Yesterday, Sotheby's brought in a record $43.2 million — nearly a third above the $31.1 million high estimate. The sale was 88 percent sold by lot and 95 percent sold by value, and was the highest total that Sotheby's has ever achieved during a spring jewelry auction — nearly $4 million more than last year's $39.4 million sale. In total, seven pieces fetched more than $1 million. The top lot was a marquise-shaped fancy blue diamond ring, which sold for eight times its $300,000 low estimate, bringing in $2.4 million for the auction house. The 3.54-carat ring was designed by Tiffany & Co. circa 1900.
The day before in Rockefeller Center, the Christie's sale brought in $70.7 million and was 95 percent sold by lot and 97 percent by value. At that sale, the "Clark Pink" diamond — a 9-carat , cushion-cut pink diamond ring designed by Dreicer & Co., once owned by copper heiress Huguette M. Clark, and locked in a safety deposit box for decades — soared over its $6-8 million estimate to hammer down at $15.8 million, a record for a pink diamond sold in the U.S. In total, the Clark collection brought in $20.8 million, more than twice the $9 million estimate.
At both sales, the top lot went to Brett Stettner of Stettner Investment Diamonds, who is a private dealer and runs a diamond investment fund.
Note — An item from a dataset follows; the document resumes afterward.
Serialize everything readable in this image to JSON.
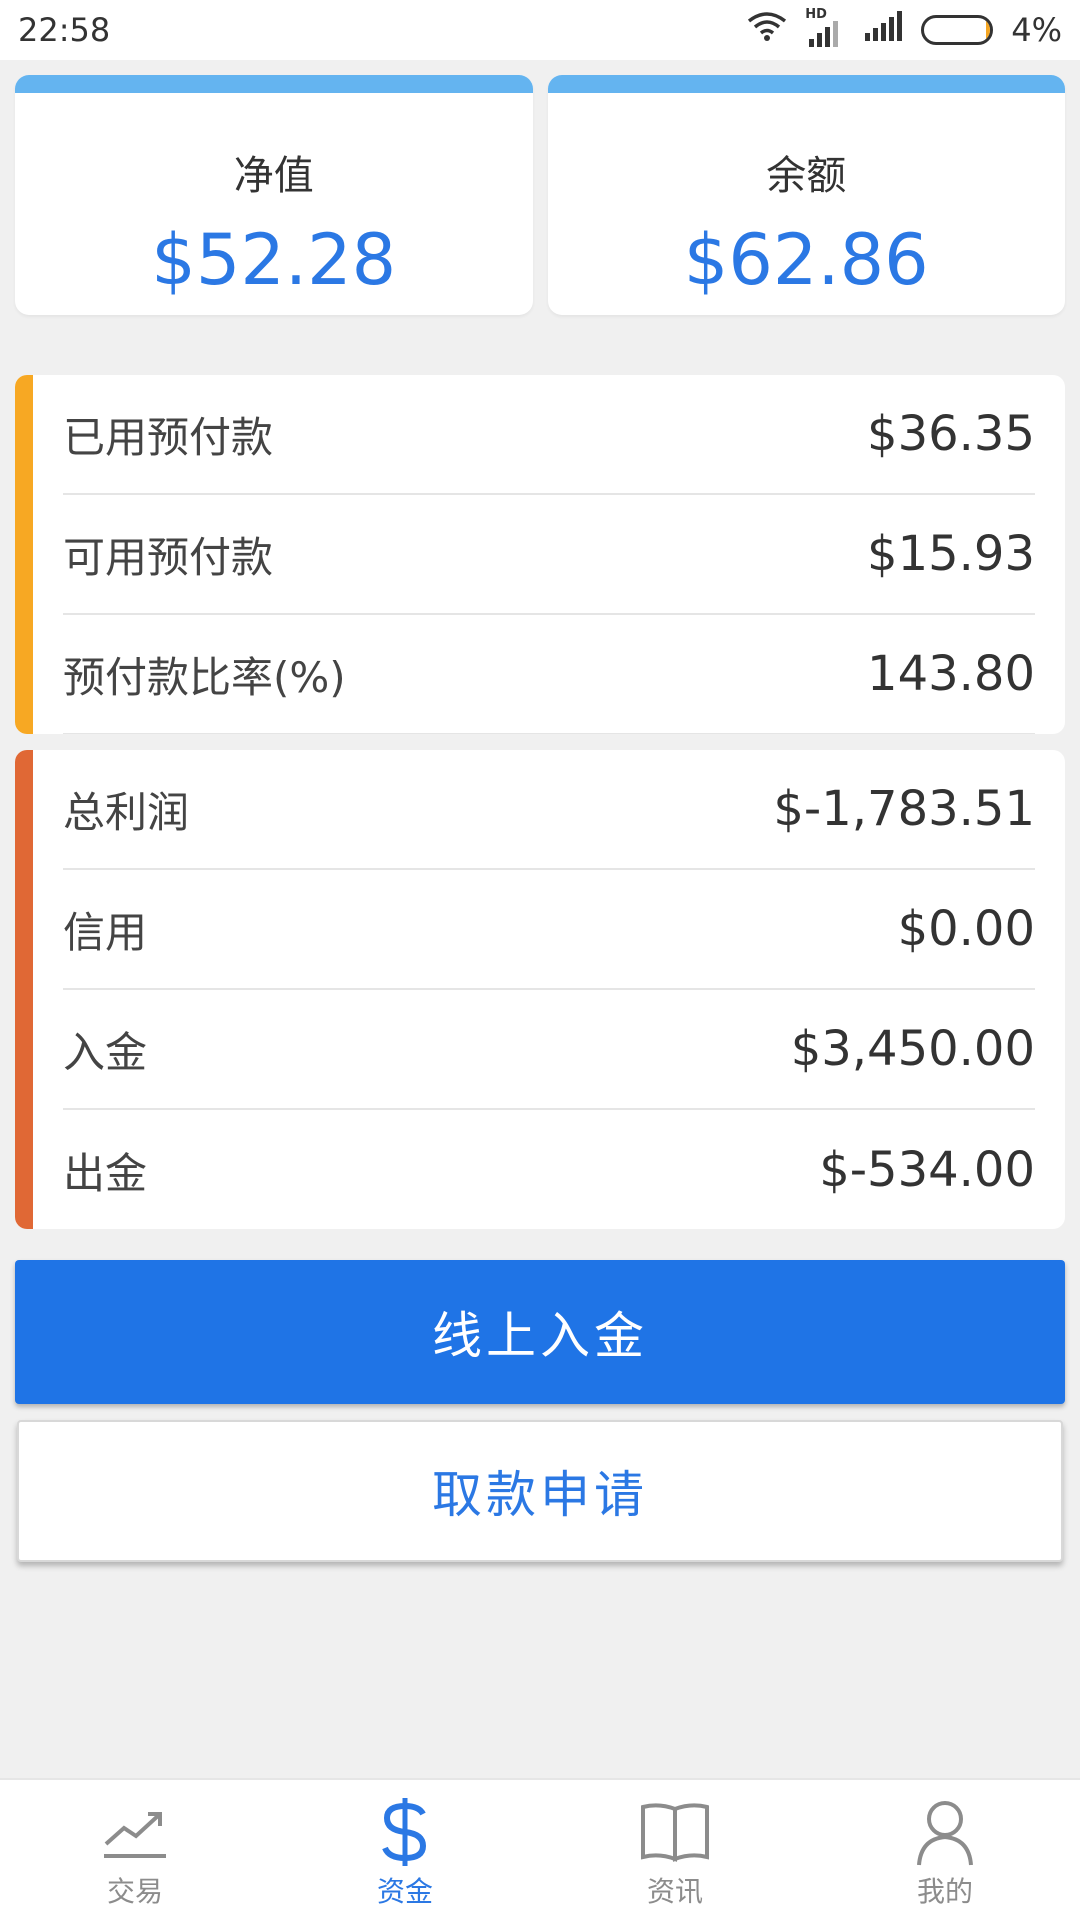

Other buyers include a mix of trade professionals (U.S., Asian, and "International"), some private Asian collectors, and a handful of bidders listed anonymously.
The New York jewelry extravaganza continues today at Phillips de Pury, where the gem sale begins at 4pm.
To see jewelry from the Christie's, Sotheby's, and Phillips de Pury sales, click the slide show.